A new audit of California’s Employment Development Department (EDD) finds the agency was unprepared and had ineffective management to handle the surge in jobless claims during the virus pandemic.
In September, the Joint Legislative Audit Committee ordered State Auditor Elaine Howle to conduct an in-depth audit into EDD following a tidal wave of abuse reports.
One of the most notable abuses was rapper Fontrell Antonio Baines, 31, who fraudulently collected $1.2 million in EDD claims. He even detailed the EDD scam in a rap video.
State lawmakers had criticized the agency for massive backlogs that delayed claims, along with its failure to prevent widespread fraud.
“Although it would be unreasonable to have expected a flawless response to such a historical event, EDD’s inefficient processes and lack of advanced planning led to significant delays in its payment of [unemployment insurance] claims,” Howle’s letter said, which was addressed to the governor and lawmakers.
Howle found at least half of the claims submitted online to EDD could not automatically process between March and September and were processed manually.
“As a result, hundreds of thousands of claimants waited longer than 21 days — EDD’s measure of how quickly it should process a claim — to receive their first benefit payments,” Howle said. “EDD has begun to modify its practices and processes to increase the rate at which it automatically processes online claims, but the automation it has gained during the pandemic is not fully sustainable.”
As the backlog soared during the pandemic and internal chaos at EDD erupted, the agency relaxed eligibility rules to speed up claims distribution. This may have resulted in millions of people who shouldn’t have received claims or were overpaid. Now EDD is deciding how these folks will repay the jobless benefits they got during the pandemic.
Around 2.4 million people who received jobless benefits might have been ineligible, and 1.7 might have been overpaid, totaling more than 4 million people might have to repay the state government.
“That could have significant consequences for claimants,” the audit said.
In December, EDD flagged 12.7 million eligibility issues affecting 2.4 million people. To review the millions of issues, it would take the agency 3 million hours of work to resolve just half of the claims.
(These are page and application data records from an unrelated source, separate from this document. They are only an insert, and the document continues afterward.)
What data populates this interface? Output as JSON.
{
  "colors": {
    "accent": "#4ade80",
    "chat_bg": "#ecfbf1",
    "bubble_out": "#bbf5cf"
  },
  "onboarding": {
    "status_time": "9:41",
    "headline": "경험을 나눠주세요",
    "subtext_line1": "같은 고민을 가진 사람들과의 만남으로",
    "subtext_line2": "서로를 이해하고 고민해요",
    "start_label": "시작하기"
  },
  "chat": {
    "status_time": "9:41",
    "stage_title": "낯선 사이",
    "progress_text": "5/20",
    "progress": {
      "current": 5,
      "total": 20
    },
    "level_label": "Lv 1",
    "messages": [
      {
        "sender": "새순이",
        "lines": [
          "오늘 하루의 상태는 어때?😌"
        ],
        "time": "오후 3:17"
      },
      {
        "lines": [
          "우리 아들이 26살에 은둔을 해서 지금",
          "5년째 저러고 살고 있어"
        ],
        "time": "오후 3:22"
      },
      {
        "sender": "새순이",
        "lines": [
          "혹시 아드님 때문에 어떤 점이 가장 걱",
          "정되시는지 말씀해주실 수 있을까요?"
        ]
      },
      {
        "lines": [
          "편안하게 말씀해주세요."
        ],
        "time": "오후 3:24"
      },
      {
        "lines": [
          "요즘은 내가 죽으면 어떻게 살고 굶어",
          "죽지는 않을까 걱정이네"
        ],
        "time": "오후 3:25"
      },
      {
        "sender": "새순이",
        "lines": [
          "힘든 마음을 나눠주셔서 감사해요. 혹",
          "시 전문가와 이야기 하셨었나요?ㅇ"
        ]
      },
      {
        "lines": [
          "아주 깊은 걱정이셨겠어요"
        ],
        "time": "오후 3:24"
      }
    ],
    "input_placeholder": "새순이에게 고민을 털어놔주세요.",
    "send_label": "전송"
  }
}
California Labor Secretary Julie Su said this week that the state paid out $11.4 billion in fraudulent claims last year, representing about 10% of the $114 billion in benefits paid since March.